---------- Recorded data ----------

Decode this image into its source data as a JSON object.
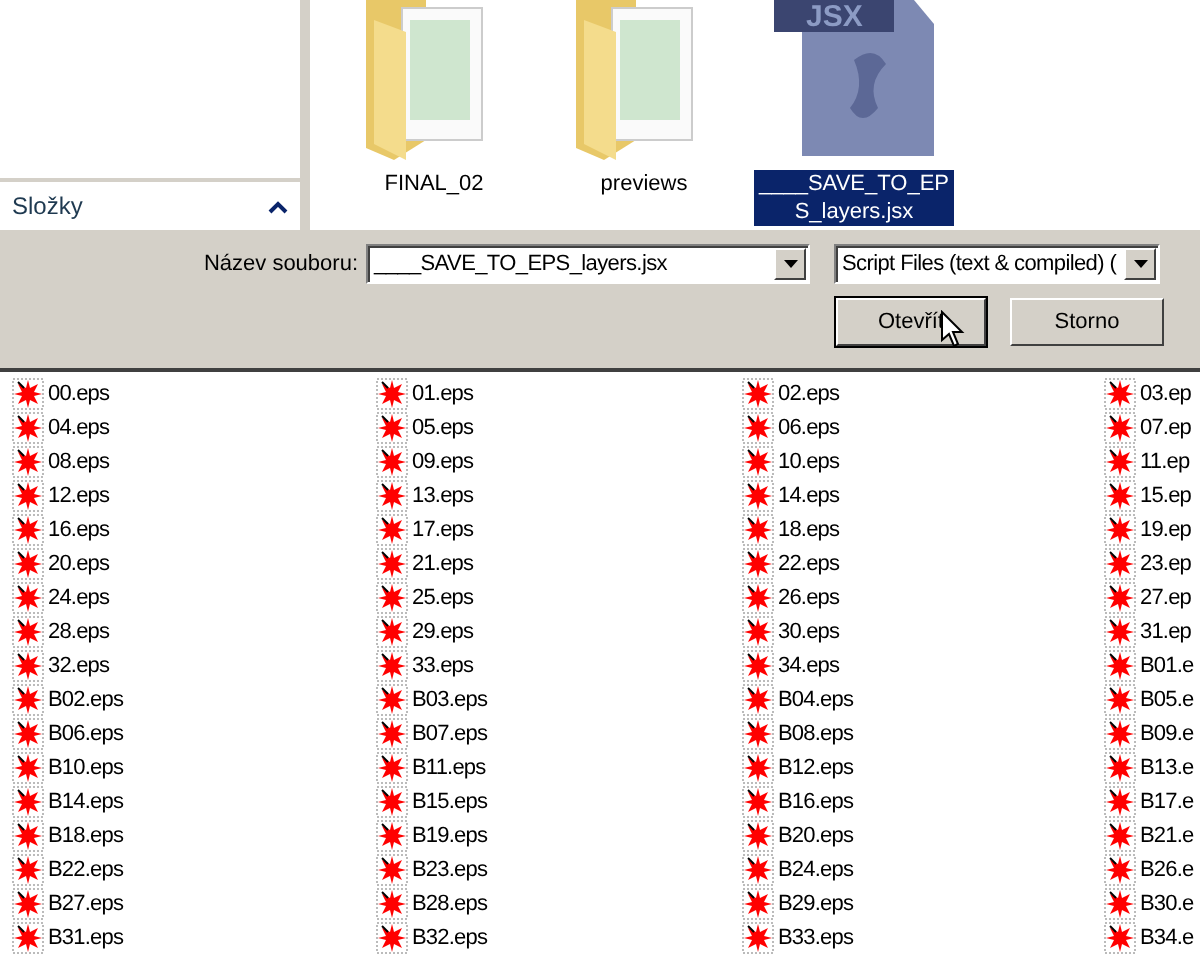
{
  "dialog": {
    "sidebar": {
      "section_label": "Složky",
      "expanded": true
    },
    "files": [
      {
        "name": "FINAL_02",
        "kind": "folder",
        "selected": false
      },
      {
        "name": "previews",
        "kind": "folder",
        "selected": false
      },
      {
        "name": "____SAVE_TO_EPS_layers.jsx",
        "kind": "script",
        "badge": "JSX",
        "selected": true
      }
    ],
    "filename_label": "Název souboru:",
    "filename_value": "____SAVE_TO_EPS_layers.jsx",
    "file_type": "Script Files (text & compiled) (",
    "buttons": [
      {
        "label": "Otevřít",
        "default": true
      },
      {
        "label": "Storno",
        "default": false
      }
    ]
  },
  "background_list": {
    "files": [
      "00.eps",
      "01.eps",
      "02.eps",
      "03.ep",
      "04.eps",
      "05.eps",
      "06.eps",
      "07.ep",
      "08.eps",
      "09.eps",
      "10.eps",
      "11.ep",
      "12.eps",
      "13.eps",
      "14.eps",
      "15.ep",
      "16.eps",
      "17.eps",
      "18.eps",
      "19.ep",
      "20.eps",
      "21.eps",
      "22.eps",
      "23.ep",
      "24.eps",
      "25.eps",
      "26.eps",
      "27.ep",
      "28.eps",
      "29.eps",
      "30.eps",
      "31.ep",
      "32.eps",
      "33.eps",
      "34.eps",
      "B01.e",
      "B02.eps",
      "B03.eps",
      "B04.eps",
      "B05.e",
      "B06.eps",
      "B07.eps",
      "B08.eps",
      "B09.e",
      "B10.eps",
      "B11.eps",
      "B12.eps",
      "B13.e",
      "B14.eps",
      "B15.eps",
      "B16.eps",
      "B17.e",
      "B18.eps",
      "B19.eps",
      "B20.eps",
      "B21.e",
      "B22.eps",
      "B23.eps",
      "B24.eps",
      "B26.e",
      "B27.eps",
      "B28.eps",
      "B29.eps",
      "B30.e",
      "B31.eps",
      "B32.eps",
      "B33.eps",
      "B34.e"
    ]
  }
}
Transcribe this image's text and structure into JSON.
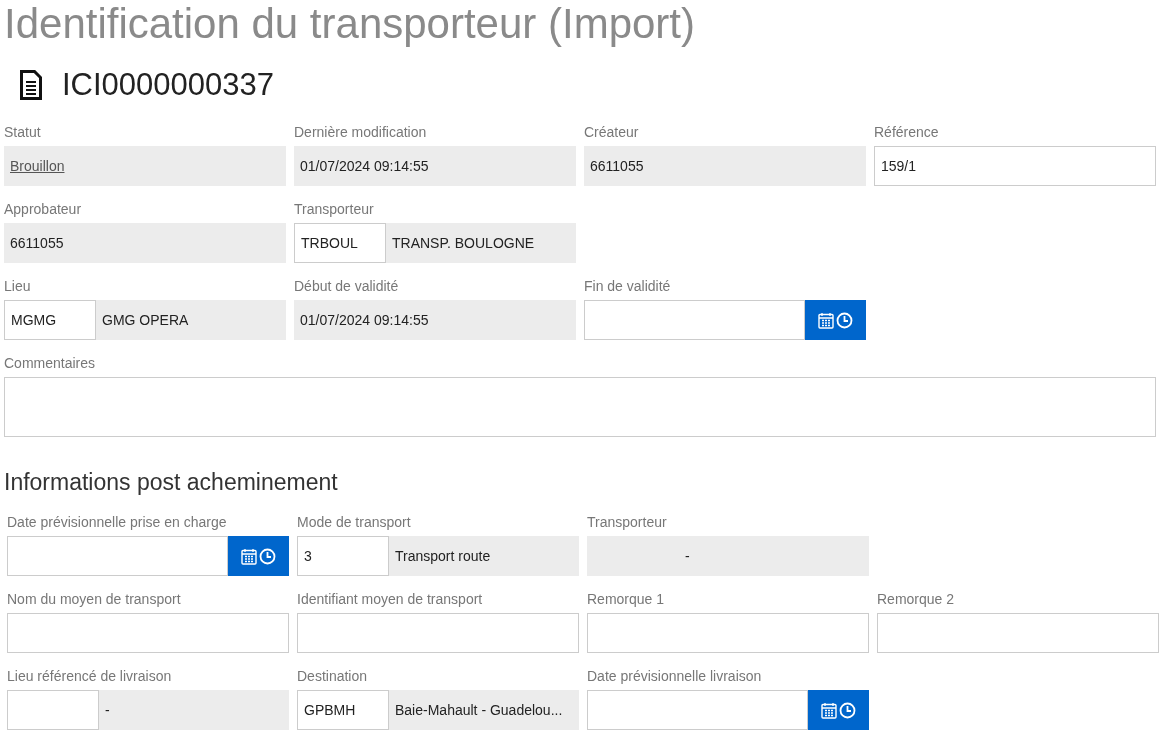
{
  "title": "Identification du transporteur (Import)",
  "document": {
    "number": "ICI0000000337"
  },
  "sections": [
    {
      "rows": [
        [
          {
            "kind": "link",
            "label": "Statut",
            "value": "Brouillon"
          },
          {
            "kind": "readonly",
            "label": "Dernière modification",
            "value": "01/07/2024 09:14:55"
          },
          {
            "kind": "readonly",
            "label": "Créateur",
            "value": "6611055"
          },
          {
            "kind": "input",
            "label": "Référence",
            "value": "159/1"
          }
        ],
        [
          {
            "kind": "readonly",
            "label": "Approbateur",
            "value": "6611055"
          },
          {
            "kind": "code",
            "label": "Transporteur",
            "code": "TRBOUL",
            "code_editable": true,
            "description": "TRANSP. BOULOGNE"
          }
        ],
        [
          {
            "kind": "code",
            "label": "Lieu",
            "code": "MGMG",
            "code_editable": true,
            "description": "GMG OPERA"
          },
          {
            "kind": "readonly",
            "label": "Début de validité",
            "value": "01/07/2024 09:14:55"
          },
          {
            "kind": "date",
            "label": "Fin de validité"
          }
        ],
        [
          {
            "kind": "textarea",
            "label": "Commentaires"
          }
        ]
      ]
    },
    {
      "heading": "Informations post acheminement",
      "rows": [
        [
          {
            "kind": "date",
            "label": "Date prévisionnelle prise en charge"
          },
          {
            "kind": "code",
            "label": "Mode de transport",
            "code": "3",
            "code_editable": true,
            "description": "Transport route"
          },
          {
            "kind": "code",
            "label": "Transporteur",
            "code_editable": false,
            "description": "-"
          }
        ],
        [
          {
            "kind": "input",
            "label": "Nom du moyen de transport"
          },
          {
            "kind": "input",
            "label": "Identifiant moyen de transport"
          },
          {
            "kind": "input",
            "label": "Remorque 1"
          },
          {
            "kind": "input",
            "label": "Remorque 2"
          }
        ],
        [
          {
            "kind": "code",
            "label": "Lieu référencé de livraison",
            "code_editable": true,
            "description": "-"
          },
          {
            "kind": "code",
            "label": "Destination",
            "code": "GPBMH",
            "code_editable": true,
            "description": "Baie-Mahault - Guadelou..."
          },
          {
            "kind": "date",
            "label": "Date prévisionnelle livraison"
          }
        ]
      ]
    }
  ]
}
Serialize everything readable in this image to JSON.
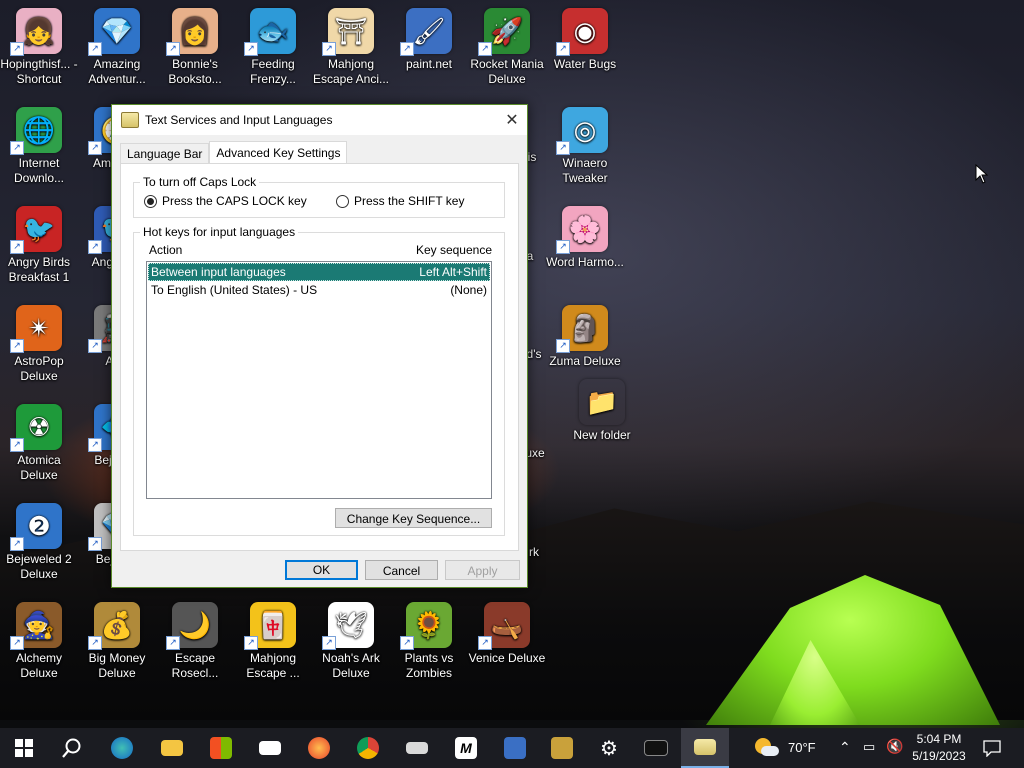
{
  "desktop": {
    "icons": [
      {
        "name": "hopingthisf-shortcut",
        "label": "Hopingthisf... - Shortcut",
        "glyph": "👧",
        "bg": "#e9b0c4"
      },
      {
        "name": "amazing-adventures",
        "label": "Amazing Adventur...",
        "glyph": "💎",
        "bg": "#2f74c9"
      },
      {
        "name": "bonnies-bookstore",
        "label": "Bonnie's Booksto...",
        "glyph": "👩",
        "bg": "#e7b08a"
      },
      {
        "name": "feeding-frenzy",
        "label": "Feeding Frenzy...",
        "glyph": "🐟",
        "bg": "#2d9ad8"
      },
      {
        "name": "mahjong-escape-ancient",
        "label": "Mahjong Escape Anci...",
        "glyph": "⛩",
        "bg": "#f0d8a8"
      },
      {
        "name": "paint-net",
        "label": "paint.net",
        "glyph": "🖌",
        "bg": "#3c6fc2"
      },
      {
        "name": "rocket-mania-deluxe",
        "label": "Rocket Mania Deluxe",
        "glyph": "🚀",
        "bg": "#2a8a34"
      },
      {
        "name": "water-bugs",
        "label": "Water Bugs",
        "glyph": "◉",
        "bg": "#c62f2f"
      },
      {
        "name": "internet-download-manager",
        "label": "Internet Downlo...",
        "glyph": "🌐",
        "bg": "#2fa04a"
      },
      {
        "name": "amazing-adventures-2",
        "label": "Am Adve",
        "glyph": "🧭",
        "bg": "#2f74c9"
      },
      {
        "name": "winaero-tweaker",
        "label": "Winaero Tweaker",
        "glyph": "◎",
        "bg": "#3ea7e0"
      },
      {
        "name": "angry-birds-breakfast",
        "label": "Angry Birds Breakfast 1",
        "glyph": "🐦",
        "bg": "#c82424"
      },
      {
        "name": "angry-birds-star",
        "label": "Angr Star",
        "glyph": "🐦",
        "bg": "#2f5bb5"
      },
      {
        "name": "word-harmony",
        "label": "Word Harmo...",
        "glyph": "🌸",
        "bg": "#f2a5c0"
      },
      {
        "name": "astropop-deluxe",
        "label": "AstroPop Deluxe",
        "glyph": "✴",
        "bg": "#e0641a"
      },
      {
        "name": "antique",
        "label": "Antil",
        "glyph": "🚂",
        "bg": "#7a7a7a"
      },
      {
        "name": "zuma-deluxe",
        "label": "Zuma Deluxe",
        "glyph": "🗿",
        "bg": "#d08a1c"
      },
      {
        "name": "new-folder",
        "label": "New folder",
        "glyph": "📁",
        "bg": "transparent"
      },
      {
        "name": "atomica-deluxe",
        "label": "Atomica Deluxe",
        "glyph": "☢",
        "bg": "#1e9a3a"
      },
      {
        "name": "bejeweled",
        "label": "Beje Del",
        "glyph": "💠",
        "bg": "#2f74c9"
      },
      {
        "name": "bejeweled-2-deluxe",
        "label": "Bejeweled 2 Deluxe",
        "glyph": "❷",
        "bg": "#2f74c9"
      },
      {
        "name": "bejeweled-twist",
        "label": "Beje Tw",
        "glyph": "💎",
        "bg": "#c0c0c0"
      },
      {
        "name": "alchemy-deluxe",
        "label": "Alchemy Deluxe",
        "glyph": "🧙",
        "bg": "#8a5a2a"
      },
      {
        "name": "big-money-deluxe",
        "label": "Big Money Deluxe",
        "glyph": "💰",
        "bg": "#b08a3a"
      },
      {
        "name": "escape-rosecliff",
        "label": "Escape Rosecl...",
        "glyph": "🌙",
        "bg": "#555555"
      },
      {
        "name": "mahjong-escape",
        "label": "Mahjong Escape ...",
        "glyph": "🀄",
        "bg": "#f3c21a"
      },
      {
        "name": "noahs-ark-deluxe",
        "label": "Noah's Ark Deluxe",
        "glyph": "🕊",
        "bg": "#ffffff"
      },
      {
        "name": "plants-vs-zombies",
        "label": "Plants vs Zombies",
        "glyph": "🌻",
        "bg": "#6aa833"
      },
      {
        "name": "venice-deluxe",
        "label": "Venice Deluxe",
        "glyph": "🛶",
        "bg": "#8a3a2a"
      }
    ],
    "partial_labels": {
      "is": "is",
      "a": "a",
      "ds": "d's",
      "uxe": "uxe",
      "rk": "rk"
    }
  },
  "dialog": {
    "title": "Text Services and Input Languages",
    "close_glyph": "✕",
    "tabs": [
      "Language Bar",
      "Advanced Key Settings"
    ],
    "active_tab": "Advanced Key Settings",
    "caps_group_title": "To turn off Caps Lock",
    "radio_caps": "Press the CAPS LOCK key",
    "radio_shift": "Press the SHIFT key",
    "selected_radio": "Press the CAPS LOCK key",
    "hotkeys_group_title": "Hot keys for input languages",
    "col_action": "Action",
    "col_key_sequence": "Key sequence",
    "rows": [
      {
        "action": "Between input languages",
        "key": "Left Alt+Shift",
        "selected": true
      },
      {
        "action": "To English (United States) - US",
        "key": "(None)",
        "selected": false
      }
    ],
    "change_key_button": "Change Key Sequence...",
    "ok_button": "OK",
    "cancel_button": "Cancel",
    "apply_button": "Apply"
  },
  "taskbar": {
    "items": [
      "windows-start",
      "search",
      "edge",
      "file-explorer",
      "microsoft-store",
      "mail",
      "firefox",
      "chrome",
      "printer-app",
      "m-app",
      "notes-app",
      "package-app",
      "settings",
      "command-prompt",
      "keyboard-app"
    ],
    "weather": "70°F",
    "time": "5:04 PM",
    "date": "5/19/2023"
  }
}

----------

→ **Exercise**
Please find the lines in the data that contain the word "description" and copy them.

→ **Reply**
            "description": "TRANSP. BOULOGNE"
            "description": "GMG OPERA"
            "description": "Transport route"
            "description": "-"
            "description": "-"
            "description": "Baie-Mahault - Guadelou..."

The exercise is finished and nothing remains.